How many people are using mobile payments?

The number of people using mobile payments is growing. While the Millennial generation leads the way, Baby boomers and Generation X also use this technology. Apple Pay is the most popular mobile payment app, with a projected 14.4 million users by 2025. Its closest competitor is the Starbucks app, which works only at Starbucks locations. Other popular mobile payment apps include Google Pay and Samsung Pay, which each have more than 16 million users.


Millennials, a generation with a large disposable income, are increasingly adopting mobile payments to make their purchases. These mobile payment solutions connect with customers’ digital wallets, making it easy for them to manage their spending. Additionally, consumers can access their payment history on the go. They can save receipts and other records in a digital format, reducing paper waste.

Currently, more than 50% of millennials are using mobile payments. However, nearly half of them have experienced problems while using contactless mobile payments. These issues are largely due to network and technical issues. In fact, 47% of millennials who have tried mobile payments have discontinued using them due to security concerns and network security.

Generation X

Mobile payments have become popular among Generation Xers, the second largest demographic group in the US after the Baby Boomers. These individuals are largely Internet users and heavily use mobile internet connections. In fact, their global mobile internet usage rate is second only to the Millennials. In fact, in a recent study, those aged 35 to 44 reported using mobile apps via smartphones or tablets for an average of eighty hours a month.

While many studies suggest that millennials are more likely to use mobile payment than Generation X, research indicates that they are not using it as often. While most millennials have never used a mobile wallet, 34% of Gen X and baby boomers report using it within the past year.

Gen Z

As the youngest generation of consumers, Gen Z is becoming increasingly comfortable using mobile payments for everyday transactions. They spend more money at stores that have options for flexible payment methods. Moreover, they want to participate and interact with brands when making a purchase. This is why organizations should prioritize personalized interactive shopping experiences and implement payment solutions.

According to research, nearly 75% of Gen Z consumers are willing to make mobile payments if given the opportunity. This generation spends an average of 23 hours per week on video content and is eager to learn about their money. Many Gen Z teens say that YouTube has given them more financial knowledge.

Baby boomers

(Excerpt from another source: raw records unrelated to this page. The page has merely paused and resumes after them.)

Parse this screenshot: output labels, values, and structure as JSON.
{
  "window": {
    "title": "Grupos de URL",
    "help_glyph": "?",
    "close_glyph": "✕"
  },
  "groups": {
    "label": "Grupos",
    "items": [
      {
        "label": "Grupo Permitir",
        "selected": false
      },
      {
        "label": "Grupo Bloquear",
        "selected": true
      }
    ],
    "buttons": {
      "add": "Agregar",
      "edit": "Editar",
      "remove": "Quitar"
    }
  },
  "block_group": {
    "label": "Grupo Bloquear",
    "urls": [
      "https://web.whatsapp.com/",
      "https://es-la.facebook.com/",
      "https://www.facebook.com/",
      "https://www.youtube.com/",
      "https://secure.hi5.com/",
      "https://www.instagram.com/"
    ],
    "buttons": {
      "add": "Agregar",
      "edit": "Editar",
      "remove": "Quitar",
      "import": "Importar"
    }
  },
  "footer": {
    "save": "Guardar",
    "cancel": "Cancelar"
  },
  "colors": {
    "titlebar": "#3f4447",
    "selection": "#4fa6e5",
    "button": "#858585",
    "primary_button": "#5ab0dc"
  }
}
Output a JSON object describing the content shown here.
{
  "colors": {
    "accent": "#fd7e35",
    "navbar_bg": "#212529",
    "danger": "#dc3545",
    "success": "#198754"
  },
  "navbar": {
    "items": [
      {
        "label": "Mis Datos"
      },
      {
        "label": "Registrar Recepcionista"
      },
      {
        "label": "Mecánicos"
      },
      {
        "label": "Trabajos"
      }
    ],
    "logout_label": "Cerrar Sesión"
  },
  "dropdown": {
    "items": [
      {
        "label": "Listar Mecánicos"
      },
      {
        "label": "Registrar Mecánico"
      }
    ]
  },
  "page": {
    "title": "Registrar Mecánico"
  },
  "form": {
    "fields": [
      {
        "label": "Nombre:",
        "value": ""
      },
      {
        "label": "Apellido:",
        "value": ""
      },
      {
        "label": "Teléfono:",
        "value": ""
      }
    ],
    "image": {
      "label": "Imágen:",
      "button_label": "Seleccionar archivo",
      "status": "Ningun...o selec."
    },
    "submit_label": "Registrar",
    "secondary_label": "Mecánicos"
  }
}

Boomers are becoming increasingly comfortable using mobile payments to pay for their products and services. They have a high level of spending power and are often the head of household. As such, merchants should cater to their preferences while offering the option of traditional payment methods, such as cash and cheque. The majority of boomers still prefer traditional forms of payment.

Millennials lead the way when it comes to using mobile payments, but baby boomers aren’t far behind. More than half of baby boomers are using their smartphones to make payments.

Older generations

Consumers in the older generations are more likely to use mobile payments than younger generations. These consumers grew up in a world of plastic and checks, but have become accustomed to the new technology. They are more likely to use debit or credit cards for online purchases and have become familiar with P2P and mobile payment apps. And while many older consumers are skeptical about the benefits of P2P, it’s important to note that 87% of this group owns a smartphone. And a third of that generation has used a mobile payment app or a universal payment service in the past 12 months.

According to a recent survey, nearly 50 percent of older consumers plan to use mobile payments in the near future. And, nearly half of them plan to connect their mobile payment information with a wearable device, such as a smart watch.